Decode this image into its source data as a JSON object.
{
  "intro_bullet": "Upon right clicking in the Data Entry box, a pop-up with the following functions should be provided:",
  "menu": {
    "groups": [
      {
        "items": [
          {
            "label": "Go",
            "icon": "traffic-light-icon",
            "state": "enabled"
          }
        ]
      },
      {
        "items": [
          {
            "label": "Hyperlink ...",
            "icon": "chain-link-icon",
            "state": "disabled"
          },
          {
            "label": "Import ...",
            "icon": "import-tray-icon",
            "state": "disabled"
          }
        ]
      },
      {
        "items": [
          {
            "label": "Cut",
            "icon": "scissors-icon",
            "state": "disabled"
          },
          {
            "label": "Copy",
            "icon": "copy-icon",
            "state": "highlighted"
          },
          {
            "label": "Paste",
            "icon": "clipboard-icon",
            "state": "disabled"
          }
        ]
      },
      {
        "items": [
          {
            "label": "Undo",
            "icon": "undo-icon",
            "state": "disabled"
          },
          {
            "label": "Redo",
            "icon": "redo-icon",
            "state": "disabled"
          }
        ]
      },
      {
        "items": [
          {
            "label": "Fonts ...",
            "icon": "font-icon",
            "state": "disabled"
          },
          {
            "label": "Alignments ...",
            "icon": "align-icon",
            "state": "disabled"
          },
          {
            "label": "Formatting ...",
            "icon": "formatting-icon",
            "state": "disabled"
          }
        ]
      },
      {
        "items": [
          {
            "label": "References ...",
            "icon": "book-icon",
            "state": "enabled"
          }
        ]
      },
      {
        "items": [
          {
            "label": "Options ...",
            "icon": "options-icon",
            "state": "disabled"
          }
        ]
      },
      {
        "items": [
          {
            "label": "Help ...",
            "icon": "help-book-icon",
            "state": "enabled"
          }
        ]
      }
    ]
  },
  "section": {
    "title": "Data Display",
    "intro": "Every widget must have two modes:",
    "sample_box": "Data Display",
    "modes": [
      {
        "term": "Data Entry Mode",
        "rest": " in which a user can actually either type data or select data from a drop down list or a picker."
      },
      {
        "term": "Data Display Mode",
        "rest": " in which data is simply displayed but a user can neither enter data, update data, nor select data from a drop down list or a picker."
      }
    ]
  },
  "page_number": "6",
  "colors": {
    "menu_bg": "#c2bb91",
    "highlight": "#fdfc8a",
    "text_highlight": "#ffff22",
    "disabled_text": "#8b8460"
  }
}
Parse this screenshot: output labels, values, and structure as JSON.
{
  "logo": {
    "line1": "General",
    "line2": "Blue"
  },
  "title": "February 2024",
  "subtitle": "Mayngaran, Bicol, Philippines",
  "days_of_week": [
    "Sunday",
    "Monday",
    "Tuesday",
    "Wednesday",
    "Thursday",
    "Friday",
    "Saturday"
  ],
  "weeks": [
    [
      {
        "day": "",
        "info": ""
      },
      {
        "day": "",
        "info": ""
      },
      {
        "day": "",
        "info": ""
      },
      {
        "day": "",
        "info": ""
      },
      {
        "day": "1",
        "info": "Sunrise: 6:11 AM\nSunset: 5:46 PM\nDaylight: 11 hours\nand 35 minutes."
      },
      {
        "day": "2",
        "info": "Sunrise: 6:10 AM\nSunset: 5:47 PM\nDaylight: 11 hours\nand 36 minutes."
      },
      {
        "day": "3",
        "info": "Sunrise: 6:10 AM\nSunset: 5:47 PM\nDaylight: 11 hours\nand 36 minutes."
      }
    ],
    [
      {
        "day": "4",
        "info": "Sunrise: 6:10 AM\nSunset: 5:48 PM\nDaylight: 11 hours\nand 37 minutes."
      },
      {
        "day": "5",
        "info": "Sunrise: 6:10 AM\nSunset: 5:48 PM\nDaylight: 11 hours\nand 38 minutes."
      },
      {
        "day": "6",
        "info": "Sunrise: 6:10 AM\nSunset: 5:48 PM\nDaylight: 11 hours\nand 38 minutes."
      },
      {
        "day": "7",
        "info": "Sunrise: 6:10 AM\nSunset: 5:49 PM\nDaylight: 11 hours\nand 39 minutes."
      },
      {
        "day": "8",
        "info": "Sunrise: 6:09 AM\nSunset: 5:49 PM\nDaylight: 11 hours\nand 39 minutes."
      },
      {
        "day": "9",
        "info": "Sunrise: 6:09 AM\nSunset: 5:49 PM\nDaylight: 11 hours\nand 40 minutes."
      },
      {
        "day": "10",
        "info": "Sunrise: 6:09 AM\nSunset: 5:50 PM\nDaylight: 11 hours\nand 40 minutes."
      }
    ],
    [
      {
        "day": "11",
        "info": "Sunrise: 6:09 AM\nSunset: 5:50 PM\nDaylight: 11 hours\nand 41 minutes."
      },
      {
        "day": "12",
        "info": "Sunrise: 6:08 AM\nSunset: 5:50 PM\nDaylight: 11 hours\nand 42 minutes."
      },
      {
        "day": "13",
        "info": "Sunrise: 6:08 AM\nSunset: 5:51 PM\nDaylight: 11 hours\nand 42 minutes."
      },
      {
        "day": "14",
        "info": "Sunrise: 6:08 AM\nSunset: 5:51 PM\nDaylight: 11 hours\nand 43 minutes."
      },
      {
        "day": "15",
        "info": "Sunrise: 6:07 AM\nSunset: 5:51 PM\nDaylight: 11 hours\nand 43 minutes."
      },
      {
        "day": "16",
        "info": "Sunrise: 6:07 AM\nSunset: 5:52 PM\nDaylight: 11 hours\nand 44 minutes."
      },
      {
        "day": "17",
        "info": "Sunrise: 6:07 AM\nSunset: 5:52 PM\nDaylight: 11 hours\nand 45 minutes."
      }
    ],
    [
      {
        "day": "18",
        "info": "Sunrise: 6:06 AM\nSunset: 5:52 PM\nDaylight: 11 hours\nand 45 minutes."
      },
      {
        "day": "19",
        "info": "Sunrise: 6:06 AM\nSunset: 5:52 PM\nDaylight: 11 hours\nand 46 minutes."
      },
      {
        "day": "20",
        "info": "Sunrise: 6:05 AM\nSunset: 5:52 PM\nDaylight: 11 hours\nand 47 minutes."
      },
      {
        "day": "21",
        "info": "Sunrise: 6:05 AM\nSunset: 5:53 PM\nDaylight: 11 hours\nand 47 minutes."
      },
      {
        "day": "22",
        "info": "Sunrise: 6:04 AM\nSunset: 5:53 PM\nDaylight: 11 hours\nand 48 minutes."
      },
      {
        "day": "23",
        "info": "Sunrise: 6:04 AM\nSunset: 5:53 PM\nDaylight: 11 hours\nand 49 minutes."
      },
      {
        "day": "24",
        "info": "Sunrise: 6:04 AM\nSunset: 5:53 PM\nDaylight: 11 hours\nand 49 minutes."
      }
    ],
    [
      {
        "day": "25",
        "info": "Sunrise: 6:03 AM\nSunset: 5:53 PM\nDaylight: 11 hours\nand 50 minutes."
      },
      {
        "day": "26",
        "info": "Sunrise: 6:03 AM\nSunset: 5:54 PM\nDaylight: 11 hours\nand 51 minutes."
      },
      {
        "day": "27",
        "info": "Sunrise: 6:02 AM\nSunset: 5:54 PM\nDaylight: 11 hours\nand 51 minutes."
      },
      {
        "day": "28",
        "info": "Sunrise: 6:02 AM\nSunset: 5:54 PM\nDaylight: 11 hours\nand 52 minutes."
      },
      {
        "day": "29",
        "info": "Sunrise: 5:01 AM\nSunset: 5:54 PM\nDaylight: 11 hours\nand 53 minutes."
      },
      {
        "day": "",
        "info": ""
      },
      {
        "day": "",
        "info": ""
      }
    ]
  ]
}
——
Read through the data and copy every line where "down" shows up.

• _OUTPUT FOR THIS TASK_
        "rest": " in which a user can actually either type data or select data from a drop down list or a picker."
        "rest": " in which data is simply displayed but a user can neither enter data, update data, nor select data from a drop down list or a picker."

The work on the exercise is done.